I’ve learned that growth spurts can happen anytime during the first year. Babies typically have their first growth spurt between 1 and 3 weeks. I remember my son’s very well around 2-3 weeks, because he was on my boob constantly. I was worried that I wasn’t producing enough milk and that he was hungry, but it was just a growth spurt. Whewww!
Now my son is rolling up on 6 weeks and he just finished having a pretty big growth spurt. He was nursing a lot during week 5, and he looks like he’s gained a good bit of weight this week. However, I think he’s actually going to have another one coming up on week 7. Its common for babies to have them between 6 and 8 weeks, and then another one at 3 months. After that, I can pretty much expect him to have them every three months or so up to a year.
Growth spurts can be tough, especially if your breastfeeding.
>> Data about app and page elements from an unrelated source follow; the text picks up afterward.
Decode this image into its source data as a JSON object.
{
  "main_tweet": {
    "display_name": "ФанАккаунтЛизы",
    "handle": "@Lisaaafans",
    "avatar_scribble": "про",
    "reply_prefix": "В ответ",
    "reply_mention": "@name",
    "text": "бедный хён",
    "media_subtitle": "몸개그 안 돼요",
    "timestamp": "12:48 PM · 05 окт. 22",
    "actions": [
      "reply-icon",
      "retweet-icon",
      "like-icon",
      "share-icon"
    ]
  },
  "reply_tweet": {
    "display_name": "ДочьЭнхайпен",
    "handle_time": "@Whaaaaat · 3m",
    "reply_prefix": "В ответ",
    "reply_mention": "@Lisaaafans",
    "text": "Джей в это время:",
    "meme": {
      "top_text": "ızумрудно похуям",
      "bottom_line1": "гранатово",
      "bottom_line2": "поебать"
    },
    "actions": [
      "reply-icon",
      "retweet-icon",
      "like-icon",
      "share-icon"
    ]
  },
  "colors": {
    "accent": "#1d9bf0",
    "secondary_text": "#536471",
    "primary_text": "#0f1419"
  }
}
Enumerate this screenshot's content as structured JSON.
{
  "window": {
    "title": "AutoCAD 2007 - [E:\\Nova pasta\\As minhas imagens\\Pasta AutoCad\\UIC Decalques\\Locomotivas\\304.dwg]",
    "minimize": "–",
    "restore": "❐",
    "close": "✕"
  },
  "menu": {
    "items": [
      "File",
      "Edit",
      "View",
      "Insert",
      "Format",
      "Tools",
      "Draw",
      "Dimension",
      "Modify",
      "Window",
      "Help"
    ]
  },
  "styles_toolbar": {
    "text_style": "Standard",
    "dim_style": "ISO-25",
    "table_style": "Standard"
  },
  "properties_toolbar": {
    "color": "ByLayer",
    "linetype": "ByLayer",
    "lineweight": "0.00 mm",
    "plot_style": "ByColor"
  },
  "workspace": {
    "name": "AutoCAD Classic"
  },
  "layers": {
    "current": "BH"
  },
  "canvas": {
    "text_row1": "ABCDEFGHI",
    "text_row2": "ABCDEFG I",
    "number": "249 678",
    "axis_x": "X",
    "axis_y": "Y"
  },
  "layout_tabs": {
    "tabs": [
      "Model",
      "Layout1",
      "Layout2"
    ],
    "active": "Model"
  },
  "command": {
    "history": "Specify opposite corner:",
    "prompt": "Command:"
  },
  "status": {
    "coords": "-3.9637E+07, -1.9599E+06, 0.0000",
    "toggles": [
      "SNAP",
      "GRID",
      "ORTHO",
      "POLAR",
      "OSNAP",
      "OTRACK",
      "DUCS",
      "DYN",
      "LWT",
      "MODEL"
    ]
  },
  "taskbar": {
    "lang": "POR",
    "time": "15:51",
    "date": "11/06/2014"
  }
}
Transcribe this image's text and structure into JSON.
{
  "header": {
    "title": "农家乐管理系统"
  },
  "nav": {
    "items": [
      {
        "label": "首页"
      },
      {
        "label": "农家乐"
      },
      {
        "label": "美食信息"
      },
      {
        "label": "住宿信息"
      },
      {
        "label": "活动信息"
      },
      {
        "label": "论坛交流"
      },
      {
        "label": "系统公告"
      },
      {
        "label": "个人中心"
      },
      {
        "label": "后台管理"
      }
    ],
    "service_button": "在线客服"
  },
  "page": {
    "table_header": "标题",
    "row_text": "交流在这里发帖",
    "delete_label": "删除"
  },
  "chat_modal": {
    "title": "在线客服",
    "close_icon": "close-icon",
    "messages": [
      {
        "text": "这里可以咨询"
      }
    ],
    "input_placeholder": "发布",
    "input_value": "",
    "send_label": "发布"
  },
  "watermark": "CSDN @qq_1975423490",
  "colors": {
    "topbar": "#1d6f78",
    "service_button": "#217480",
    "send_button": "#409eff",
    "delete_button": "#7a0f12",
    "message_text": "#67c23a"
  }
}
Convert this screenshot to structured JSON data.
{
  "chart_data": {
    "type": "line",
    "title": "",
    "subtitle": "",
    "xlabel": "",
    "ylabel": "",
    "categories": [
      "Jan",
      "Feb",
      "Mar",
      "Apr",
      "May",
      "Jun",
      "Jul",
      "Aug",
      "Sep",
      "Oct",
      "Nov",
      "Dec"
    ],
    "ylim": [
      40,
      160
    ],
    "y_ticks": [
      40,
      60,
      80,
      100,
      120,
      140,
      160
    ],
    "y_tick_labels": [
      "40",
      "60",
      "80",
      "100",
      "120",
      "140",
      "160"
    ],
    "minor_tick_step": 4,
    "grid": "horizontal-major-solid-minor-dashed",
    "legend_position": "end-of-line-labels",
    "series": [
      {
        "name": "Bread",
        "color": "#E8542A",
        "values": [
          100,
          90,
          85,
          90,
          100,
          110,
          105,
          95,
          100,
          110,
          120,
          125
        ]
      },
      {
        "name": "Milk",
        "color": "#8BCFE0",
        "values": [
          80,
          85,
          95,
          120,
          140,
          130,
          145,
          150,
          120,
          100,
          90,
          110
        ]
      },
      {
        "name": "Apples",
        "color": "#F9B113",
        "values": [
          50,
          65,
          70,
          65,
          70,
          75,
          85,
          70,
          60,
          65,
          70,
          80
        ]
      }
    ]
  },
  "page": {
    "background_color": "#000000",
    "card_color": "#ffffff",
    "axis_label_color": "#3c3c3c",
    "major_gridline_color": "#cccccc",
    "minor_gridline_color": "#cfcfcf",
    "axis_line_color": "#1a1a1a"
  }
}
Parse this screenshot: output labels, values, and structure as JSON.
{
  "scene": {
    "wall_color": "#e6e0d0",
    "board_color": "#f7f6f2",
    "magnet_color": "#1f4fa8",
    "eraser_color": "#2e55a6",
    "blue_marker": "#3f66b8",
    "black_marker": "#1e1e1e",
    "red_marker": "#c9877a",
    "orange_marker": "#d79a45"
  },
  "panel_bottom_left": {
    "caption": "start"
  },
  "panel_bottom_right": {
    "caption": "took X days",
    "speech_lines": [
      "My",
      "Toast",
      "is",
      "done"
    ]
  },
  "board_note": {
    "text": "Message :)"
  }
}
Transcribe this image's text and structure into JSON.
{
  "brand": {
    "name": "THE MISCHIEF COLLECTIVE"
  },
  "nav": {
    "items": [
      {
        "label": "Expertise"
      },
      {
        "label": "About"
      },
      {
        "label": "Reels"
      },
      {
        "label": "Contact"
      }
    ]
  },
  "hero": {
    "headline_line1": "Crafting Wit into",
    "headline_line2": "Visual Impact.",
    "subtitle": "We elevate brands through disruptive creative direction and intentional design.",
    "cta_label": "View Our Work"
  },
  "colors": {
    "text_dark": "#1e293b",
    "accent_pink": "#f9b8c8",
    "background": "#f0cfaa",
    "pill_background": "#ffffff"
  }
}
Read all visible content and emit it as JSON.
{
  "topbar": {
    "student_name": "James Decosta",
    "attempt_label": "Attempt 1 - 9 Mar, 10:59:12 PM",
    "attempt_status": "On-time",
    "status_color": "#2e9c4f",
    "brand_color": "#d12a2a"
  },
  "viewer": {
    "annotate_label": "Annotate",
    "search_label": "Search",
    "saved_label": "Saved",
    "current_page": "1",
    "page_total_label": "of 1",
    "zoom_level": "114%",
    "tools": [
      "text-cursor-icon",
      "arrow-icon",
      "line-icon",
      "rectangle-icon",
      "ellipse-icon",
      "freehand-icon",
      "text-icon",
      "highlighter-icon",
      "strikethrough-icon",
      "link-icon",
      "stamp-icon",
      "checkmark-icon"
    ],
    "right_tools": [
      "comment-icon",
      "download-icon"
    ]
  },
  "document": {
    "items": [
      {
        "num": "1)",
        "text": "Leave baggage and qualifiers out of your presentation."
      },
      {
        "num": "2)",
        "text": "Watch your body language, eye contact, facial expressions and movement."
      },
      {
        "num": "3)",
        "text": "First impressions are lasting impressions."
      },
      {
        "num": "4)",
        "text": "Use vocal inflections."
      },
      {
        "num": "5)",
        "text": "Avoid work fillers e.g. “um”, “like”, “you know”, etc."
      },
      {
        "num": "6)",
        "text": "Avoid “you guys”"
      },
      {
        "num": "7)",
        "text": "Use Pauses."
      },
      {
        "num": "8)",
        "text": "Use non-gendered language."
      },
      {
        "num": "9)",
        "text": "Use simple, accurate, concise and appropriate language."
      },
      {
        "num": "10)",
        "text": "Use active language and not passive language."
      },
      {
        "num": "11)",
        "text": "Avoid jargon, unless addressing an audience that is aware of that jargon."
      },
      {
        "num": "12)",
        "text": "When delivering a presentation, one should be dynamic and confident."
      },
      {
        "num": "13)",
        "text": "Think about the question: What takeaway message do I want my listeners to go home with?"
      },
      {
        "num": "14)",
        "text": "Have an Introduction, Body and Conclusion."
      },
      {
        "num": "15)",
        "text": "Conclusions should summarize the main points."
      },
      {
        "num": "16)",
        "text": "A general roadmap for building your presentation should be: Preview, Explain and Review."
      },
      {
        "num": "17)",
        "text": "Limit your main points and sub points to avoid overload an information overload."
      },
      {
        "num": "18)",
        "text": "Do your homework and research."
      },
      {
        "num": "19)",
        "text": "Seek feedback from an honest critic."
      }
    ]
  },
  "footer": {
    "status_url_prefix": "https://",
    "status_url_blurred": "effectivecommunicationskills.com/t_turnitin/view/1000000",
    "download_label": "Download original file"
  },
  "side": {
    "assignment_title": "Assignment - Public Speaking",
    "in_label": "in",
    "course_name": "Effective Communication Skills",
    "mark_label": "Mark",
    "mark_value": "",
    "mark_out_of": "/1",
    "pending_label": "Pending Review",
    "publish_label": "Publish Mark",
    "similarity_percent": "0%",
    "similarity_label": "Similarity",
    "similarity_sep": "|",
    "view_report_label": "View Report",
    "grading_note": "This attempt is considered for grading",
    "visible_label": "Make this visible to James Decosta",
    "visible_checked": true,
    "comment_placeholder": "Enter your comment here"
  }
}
Just know that they only last a few days and your baby will return to their normal, precious self in no time. The best thing you can do when dealing with growth spurts is to know what to expect. Knowledge is power!
Recognizing when your baby is going through a growth spurt:
Baby wants to eat nonstop. This is probably one of the first and most overt signs that your baby is going through a growth spurt. If your baby usually nurses every 3 or 4 hours, they may start nursing every 1-2 hours. Don’t be alarmed! Remember, the more often your baby breastfeeds, the more he or she stimulates milk production to keep up with the growing appetite. This goes the same for older babies, oftentimes they will also want to nurse more and up their intake of solids, if they’re on them.
Baby will be up more often at night. During a growth spurt you can expect for your little one to be up more frequently throughout the night to eat. Older babies tend to take shorter naps, due to feeling the need to eat more.
Baby will be crankier/fussier than usual. You may notice that baby latches and unlatches a lot, because they may grow frustrated with the fact that you milk is not coming down fast enough. The latching and unlatching is just impatience, and most likely has nothing to do with you having a lack of adequate milk supply for baby. Additionally, the lack of sleep from staying up makes babies a bit more crankier/fussier than usual.
Best ways to deal with growth spurts:
Stay hydrated, by drinking plenty of water.
Have your partner or a friend to help with things around the house.- This is a good time to catch up on all those shows you miss in the primetime or that movie you never got around to seeing.
Don’t give up on breastfeeding, this is the best time to keep at it. When baby seems hungrier and crankier than normal, you may worry that he’s not getting enough to eat and that there’s a problem with your milk supply. Don’t let the growth spurt make you think is and discourage you from breastfeeding. The round-the-clock feedings are temporary, and are actually your baby’s way of boosting your milk supply to keep pace with the healthy appetite.
Keep an eye on two things, if you do in fact become concerned: diapers and weight gain. If baby is gaining weight and soaking five or six diapers a day, then everything is fine. Of course pay attention to that mother’s intuition and consult your doctor if you have further concerns.
The most important thing to do during a baby’s growth spurt is to remain patience, which is hard…I know! Keep in mind that it is temporary and will pass in a matter of days. And also, you baby is only a baby for a short time, soon you’ll look back on these growth spurts with fondness when you see your little one thriving.